In his column on August 8, John Ivison likened Justin Trudeau’s style of politics to that of late-nineteenth century British Prime Minister Benjamin Disraeli. While he hit on some good points – the two have been accused of dandiness, opportunism, populism, vanity, and narcissism – an even earlier British leader could be more aptly associated with the young heir to the Canadian political throne: William Pitt the Younger.
As the name suggests, his father was an important man too. Pitt the Elder served as prime minister in the 1760s, led the nation through the Seven Year’s War with France, and was generally well liked. Much like Pierre Trudeau, Pitt was well known for his skills as an orator.

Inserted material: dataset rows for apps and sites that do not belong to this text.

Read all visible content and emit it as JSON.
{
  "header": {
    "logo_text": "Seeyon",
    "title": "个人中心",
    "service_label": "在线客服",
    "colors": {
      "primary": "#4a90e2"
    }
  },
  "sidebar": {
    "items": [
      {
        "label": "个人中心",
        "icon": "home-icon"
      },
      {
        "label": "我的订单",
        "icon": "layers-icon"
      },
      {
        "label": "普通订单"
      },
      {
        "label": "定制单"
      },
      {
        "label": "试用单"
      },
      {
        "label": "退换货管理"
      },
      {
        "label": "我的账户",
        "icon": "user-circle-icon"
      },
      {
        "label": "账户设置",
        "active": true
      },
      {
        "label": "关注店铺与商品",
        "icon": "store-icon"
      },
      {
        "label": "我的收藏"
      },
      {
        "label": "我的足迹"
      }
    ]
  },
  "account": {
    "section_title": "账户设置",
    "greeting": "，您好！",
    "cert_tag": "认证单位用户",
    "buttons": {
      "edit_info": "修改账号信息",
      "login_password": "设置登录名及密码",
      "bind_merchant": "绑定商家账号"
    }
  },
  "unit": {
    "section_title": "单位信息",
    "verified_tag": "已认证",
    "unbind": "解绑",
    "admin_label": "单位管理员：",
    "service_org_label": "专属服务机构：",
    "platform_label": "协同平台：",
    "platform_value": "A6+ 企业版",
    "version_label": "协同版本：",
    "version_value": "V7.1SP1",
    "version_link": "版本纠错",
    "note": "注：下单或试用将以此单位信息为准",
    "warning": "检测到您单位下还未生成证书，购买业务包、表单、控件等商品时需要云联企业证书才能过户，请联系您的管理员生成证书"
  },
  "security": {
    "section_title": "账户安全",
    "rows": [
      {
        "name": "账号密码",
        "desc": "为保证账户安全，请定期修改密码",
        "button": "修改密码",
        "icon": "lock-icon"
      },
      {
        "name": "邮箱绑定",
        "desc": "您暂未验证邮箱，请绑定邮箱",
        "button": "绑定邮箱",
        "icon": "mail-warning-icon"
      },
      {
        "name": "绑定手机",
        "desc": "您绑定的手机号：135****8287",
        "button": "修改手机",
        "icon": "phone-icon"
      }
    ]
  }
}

William Pitt the Younger followed his father into politics and joined Parliament as soon as he turned twenty-one in 1781, without having succeeded at any prior position. Parties at the time were fairly weak in British politics, but William managed to get a group of loyal followers around him and at the age of twenty-four, and King George III asked him to form an administration.
Eager to undermine him at every step of the way, the opposition had a field day with Pitt’s evident inexperience. Like Trudeau’s critics after the Liberal leadership race, the political opponents of Pitt the Younger tried to explain that the tide would pass, that people would eventually notice the destructive nature of such a personality in higher office. A ditty was devised to propagate this point: “A sight to make surrounding nations state; A Kingdom trusted to a school-boy’s care.”
Historian Eric J. Evans describes that Pitt had brought “the vigour of youth and the mind of a cautious reformer” to his new position. One might think of Trudeau the Younger in a similar manner. He has electrified a party, catering to new ideas such as legalizing marijuana to changing the way that people view politics. But Pitt ended his career as a defender of the status quo and skittishly afraid of change. Traces of that can already be seen with Trudeau, especially in his refusal to budge on Liberal legacies of his father’s era and on generally unpopular positions like maintaining the Senate in its current form.
Ultimately, undermining the young new PM came at the disadvantage for the Foxite opposition. While they bickered amongst themselves and underestimated him, Pitt sought more power. He came into office and raised taxes and cracked down on tax evasion. He was able to reduce the national debt quite successfully as a result. Among his other achievements was cleaning up the bureaucracy and reducing the royal patronage system.
But by 1794, his ideology took a turn. With the French Revolution well under way, Pitt was worried about the influence of French violence and grand reform making its way to Britain’s shores. Rebellion in Ireland increased the urgency for a draconian prescription. So began Pitt’s Reign of Terror. Habeas corpus was suspended, political enemies were tried for sedition, and Britain was sent into a deeply worrying state not unfamiliar to French counterrevolutionaries. He died in 1806, but the “terror” continued.
While no one expects a suspension of fundamental rights under Trudeau the Younger, I am not employing mere hyperbole with this comparison. Trudeau is a real force to be dealt with, and if the Conservatives and the New Democrats want a shot at winning the next election, they need to do more than sit around writing ditties on how he’s way in over his head. Polls clearly show this tread in favour of Trudeau and it stands to continue so long as he proceeds cautiously and the Conservatives remain in their rut.
The other point is that the Liberals and Trudeaumaniacs (if we must call them that) need to realize that Trudeau is not a godsend for Canadian politics. He won’t revolutionize the office. If he moves to 24 Sussex in 2015, the office will be invigorated for a short honeymoon period, but things will ultimately stay the same. The office always changes the candidate, not the other way around. This happened to Harper in 2006 and Barack Obama in 2008. Politicians always have an incentive to maintain the system that propelled them to office in the first place, much as Pitt did in 1794.
Trudeau may have the substance of Disraeli, but his future looks more Pittish.